═══ Data extract ═══

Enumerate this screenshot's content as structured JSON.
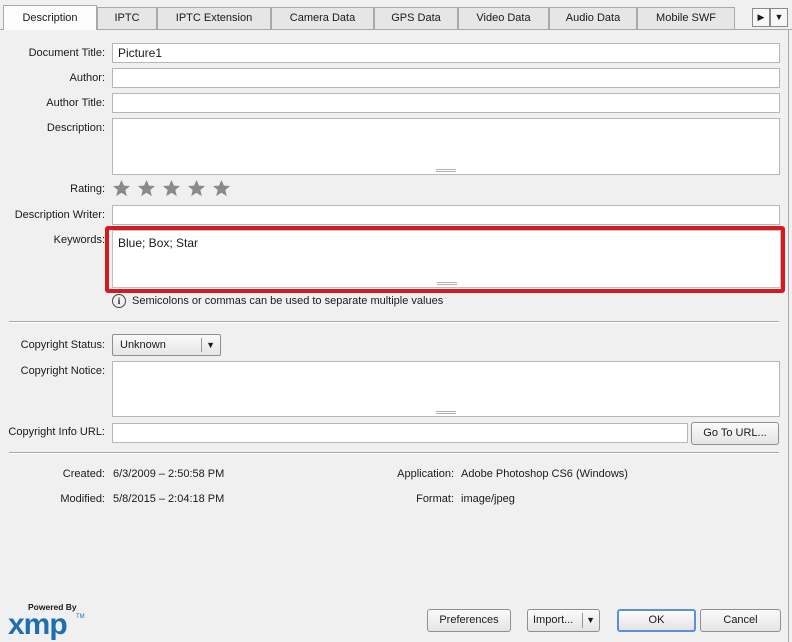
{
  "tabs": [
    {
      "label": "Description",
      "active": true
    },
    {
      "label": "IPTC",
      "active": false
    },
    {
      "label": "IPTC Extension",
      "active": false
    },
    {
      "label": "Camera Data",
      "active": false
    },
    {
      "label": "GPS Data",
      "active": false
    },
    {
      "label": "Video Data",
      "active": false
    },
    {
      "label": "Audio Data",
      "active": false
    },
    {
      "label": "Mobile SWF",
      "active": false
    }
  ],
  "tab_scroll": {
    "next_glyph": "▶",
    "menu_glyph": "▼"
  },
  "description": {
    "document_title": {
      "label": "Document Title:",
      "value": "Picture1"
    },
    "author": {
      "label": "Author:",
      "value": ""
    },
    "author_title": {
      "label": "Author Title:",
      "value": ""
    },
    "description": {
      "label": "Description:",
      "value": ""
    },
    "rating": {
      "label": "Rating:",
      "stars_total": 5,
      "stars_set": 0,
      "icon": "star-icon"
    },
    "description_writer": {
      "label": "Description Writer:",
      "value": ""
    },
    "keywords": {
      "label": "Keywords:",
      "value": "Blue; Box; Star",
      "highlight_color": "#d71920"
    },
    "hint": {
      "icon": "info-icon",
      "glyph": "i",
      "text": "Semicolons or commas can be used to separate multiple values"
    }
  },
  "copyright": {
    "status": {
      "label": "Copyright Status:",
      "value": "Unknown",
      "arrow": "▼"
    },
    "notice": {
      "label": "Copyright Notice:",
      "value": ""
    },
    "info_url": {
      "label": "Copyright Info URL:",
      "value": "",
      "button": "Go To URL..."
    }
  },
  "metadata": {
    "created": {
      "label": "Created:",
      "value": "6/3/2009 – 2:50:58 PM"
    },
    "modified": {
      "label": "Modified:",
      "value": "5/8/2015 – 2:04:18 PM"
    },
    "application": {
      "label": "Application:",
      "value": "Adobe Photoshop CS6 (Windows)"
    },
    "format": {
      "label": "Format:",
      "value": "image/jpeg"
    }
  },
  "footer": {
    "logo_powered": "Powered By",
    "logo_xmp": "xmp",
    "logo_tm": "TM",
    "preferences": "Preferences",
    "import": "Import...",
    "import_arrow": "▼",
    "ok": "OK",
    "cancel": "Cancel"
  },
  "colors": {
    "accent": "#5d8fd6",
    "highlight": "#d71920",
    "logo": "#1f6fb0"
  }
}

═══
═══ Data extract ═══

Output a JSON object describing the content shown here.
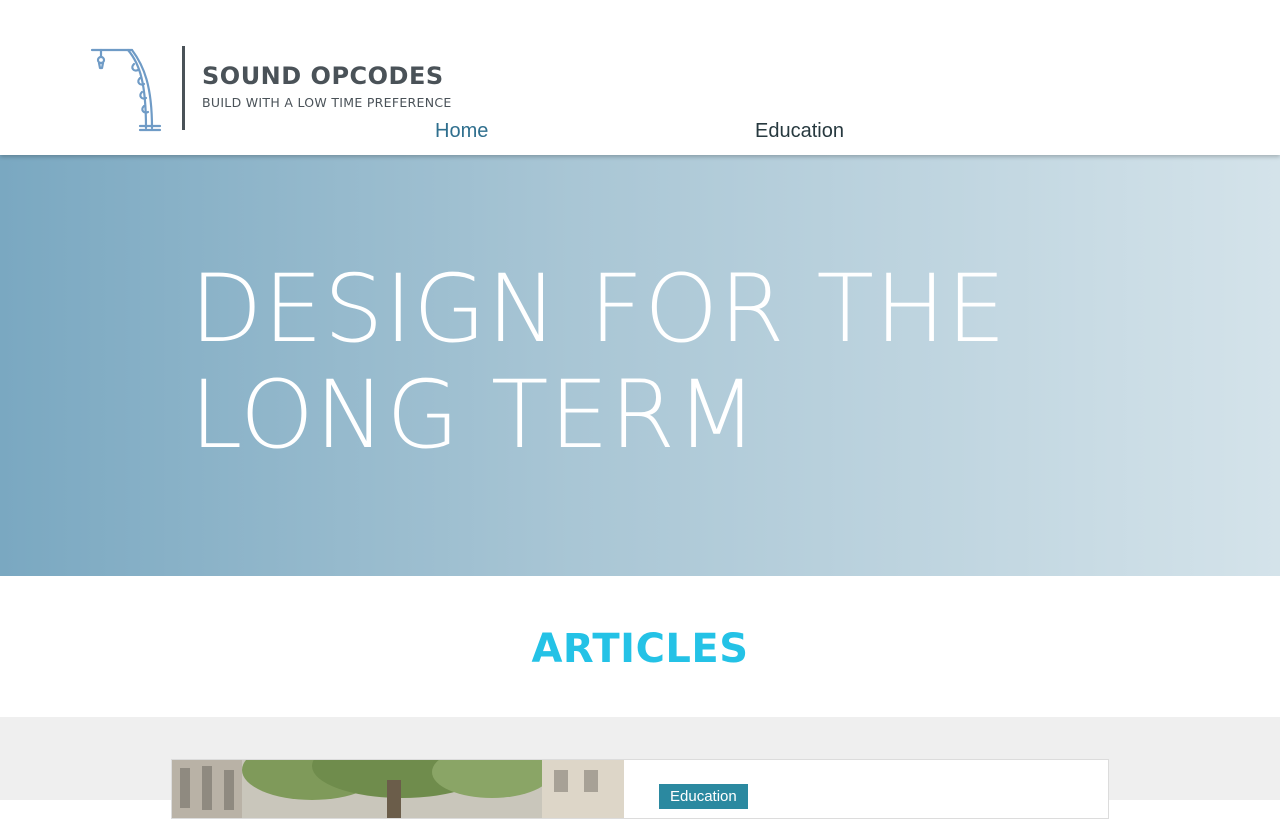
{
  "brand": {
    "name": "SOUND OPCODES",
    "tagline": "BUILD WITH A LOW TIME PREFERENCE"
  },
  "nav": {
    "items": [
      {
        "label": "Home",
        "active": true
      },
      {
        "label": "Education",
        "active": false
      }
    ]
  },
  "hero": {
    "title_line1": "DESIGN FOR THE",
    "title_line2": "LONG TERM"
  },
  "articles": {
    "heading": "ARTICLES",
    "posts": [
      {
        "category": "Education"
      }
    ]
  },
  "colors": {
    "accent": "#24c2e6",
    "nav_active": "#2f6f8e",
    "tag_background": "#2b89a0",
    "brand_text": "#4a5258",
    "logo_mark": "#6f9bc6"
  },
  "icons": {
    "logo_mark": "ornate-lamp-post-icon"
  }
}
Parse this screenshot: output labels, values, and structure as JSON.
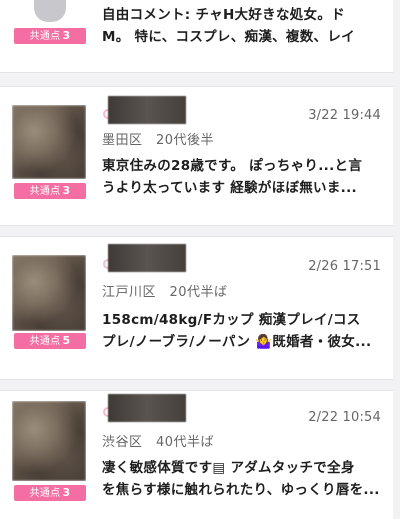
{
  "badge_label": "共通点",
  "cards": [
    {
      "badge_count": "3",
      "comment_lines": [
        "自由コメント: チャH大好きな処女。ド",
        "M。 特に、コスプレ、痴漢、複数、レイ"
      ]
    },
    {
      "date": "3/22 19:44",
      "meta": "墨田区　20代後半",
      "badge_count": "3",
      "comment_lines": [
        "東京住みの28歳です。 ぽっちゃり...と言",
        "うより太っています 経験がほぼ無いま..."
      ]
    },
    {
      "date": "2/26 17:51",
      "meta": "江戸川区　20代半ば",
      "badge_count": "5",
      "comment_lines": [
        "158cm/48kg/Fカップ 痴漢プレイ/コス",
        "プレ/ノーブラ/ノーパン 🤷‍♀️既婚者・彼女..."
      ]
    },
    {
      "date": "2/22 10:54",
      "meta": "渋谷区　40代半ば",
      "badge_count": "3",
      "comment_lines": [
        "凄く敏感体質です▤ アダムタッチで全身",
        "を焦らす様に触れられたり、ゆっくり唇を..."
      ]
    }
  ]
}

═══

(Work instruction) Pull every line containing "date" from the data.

(Problem solution)
      "date": "3/22 19:44",
      "date": "2/26 17:51",
      "date": "2/22 10:54",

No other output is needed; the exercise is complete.